The Last One

On a drizzly Saturday morning before Christmas I sit at my computer to type out my last column of the year. Next March, “Inside view,” at least as crafted by me, marks its seventh anniversary. The column was actually launched a few months before I started working here in 1995 and was originally authored by the lovely and talented Jim Mikles. Once, in his absence, the equally lovely and talented Tim Bousquet filled this space with his words, and he called some St. Patrick’s Day revelers “yahoos.” The column averages about 650 words and takes about 45 minutes to write and is enjoyed by people all over the world. (OK, that’s a stretch.) I’m struggling here because I don’t want to be in my office on a rainy Saturday morning writing this. I’d rather be playing basketball with my son or something along those lines. (Instead, my boy is crammed under my desk watching a James Bond flick.) And what follows is proof that I have absolutely nothing to say this week. I was thinking of maybe running my favorite “Inside view” of the year or maybe just some of my favorite sentences. But I couldn’t decide on any.
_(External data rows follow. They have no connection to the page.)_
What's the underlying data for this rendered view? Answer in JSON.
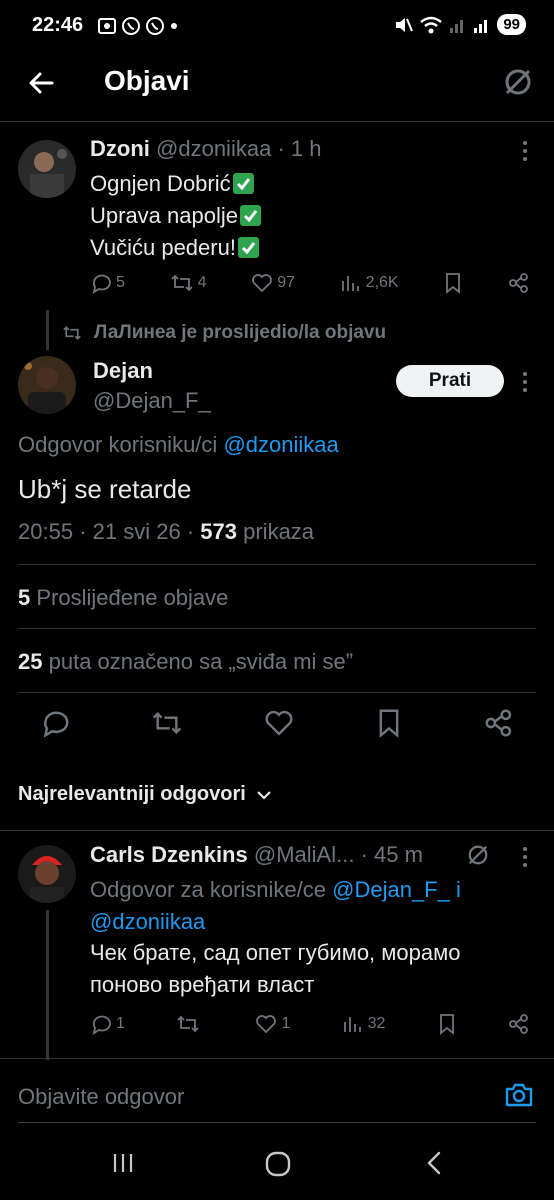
{
  "status_bar": {
    "time": "22:46",
    "battery": "99"
  },
  "header": {
    "title": "Objavi"
  },
  "tweet1": {
    "name": "Dzoni",
    "handle": "@dzoniikaa",
    "time": "1 h",
    "lines": [
      "Ognjen Dobrić",
      "Uprava napolje",
      "Vučiću pederu!"
    ],
    "replies": "5",
    "reposts": "4",
    "likes": "97",
    "views": "2,6K"
  },
  "repost_label": "ЛаЛинеа je proslijedio/la objavu",
  "main_tweet": {
    "name": "Dejan",
    "handle": "@Dejan_F_",
    "follow_label": "Prati",
    "reply_to_prefix": "Odgovor korisniku/ci",
    "reply_to_handle": "@dzoniikaa",
    "text": "Ub*j se retarde",
    "time": "20:55",
    "date": "21 svi 26",
    "views_count": "573",
    "views_label": "prikaza",
    "reposts_count": "5",
    "reposts_label": "Proslijeđene objave",
    "likes_count": "25",
    "likes_label": "puta označeno sa „sviđa mi se”"
  },
  "sort_label": "Najrelevantniji odgovori",
  "reply1": {
    "name": "Carls Dzenkins",
    "handle": "@MaliAl...",
    "time": "45 m",
    "reply_prefix": "Odgovor za korisnike/ce",
    "reply_handle1": "@Dejan_F_",
    "reply_joiner": "i",
    "reply_handle2": "@dzoniikaa",
    "text": "Чек брате, сад опет губимо, морамо поново врeђати власт",
    "replies": "1",
    "reposts": "",
    "likes": "1",
    "views": "32"
  },
  "compose": {
    "placeholder": "Objavite odgovor"
  },
  "colors": {
    "background": "#000000",
    "link": "#1d9bf0",
    "muted": "#71767b",
    "check": "#2ea44f"
  }
}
I can see the Saturday Farmers’ Market from my office window. People are bundled up against the elements, checking out the melons and honey and leeks. I see a fellow I recognize walking through the market. His name is Dan, and he used to work at LaSalles back in the 1980s. Later he worked at the Sierra Nevada Taproom. He may work there still. I recall that he is a big Minnesota Vikings fan. Bousquet, who sometimes mans a booth at the market, where he hawks coffee and his paper, the Chico Examiner, is not there today. I decide he is a fair-weather Farmers’ Market vendor. A Chico Fire Department fire truck, with its siren blaring, races by and splashes through the intersection at Second and Flume streets. It is a dangerous and exciting intersection, especially since the city rebuilt and straightened the Camellia Way Bridge, allowing westbound vehicles to work up a really good head of steam before rounding the corner and plowing through. Every workday we hear tires squeal and horns blow, announcements that a near-accident has just occurred. There is a festive gold-ribbon bow attached to the front of the fire truck. It heads over the bridge toward Mangrove, and its siren fades in the distance. A second fire truck follows. It is has a Christmas wreath attached to its front.

I wonder what kind of pre-holiday tragedy has struck just before Christmas. I imagine this: A Christmas tree, dried out from weeks without water, has combusted. All the gifts turned to ashes. The presents under the tree didn’t add up to much because Dad is on disability. Still, it’s the thought that counts. Adding to the pathos, Mom, tired of the bedridden no-account, ran off five months ago with her manager over at the mini-mart. They drove his 1992 black Pontiac Trans Am and didn’t stop till they hit the little town in Missouri where he dropped out of high school in 1987. She sent a postcard from Kansas City saying she was happy for the first time in years. But back here in Chico, three days before Christmas, the tree has gone up in flames. No insurance. The firemen arrive, but it’s too late. They drag the smoldering tree out into the driveway, leaving a black, sooty trail, right in front of six sad kids. The firemen hose it down, climb in their trucks and leave. We’ll read about it tomorrow in the daily newspaper, and we’ll feel a little sad and wonder how people can get themselves in such a pickle. The story with photo, running front page above the fold, will show the sad little family watching the firemen in yellow slickers spraying water on a burnt Christmas tree.

Now that I’ve predicted this scenario, I’ve prevented it from happening. By making this story up, I’ve steered it away from ever becoming a reality and, in doing so, saved a family’s Christmas. Have a happy new year.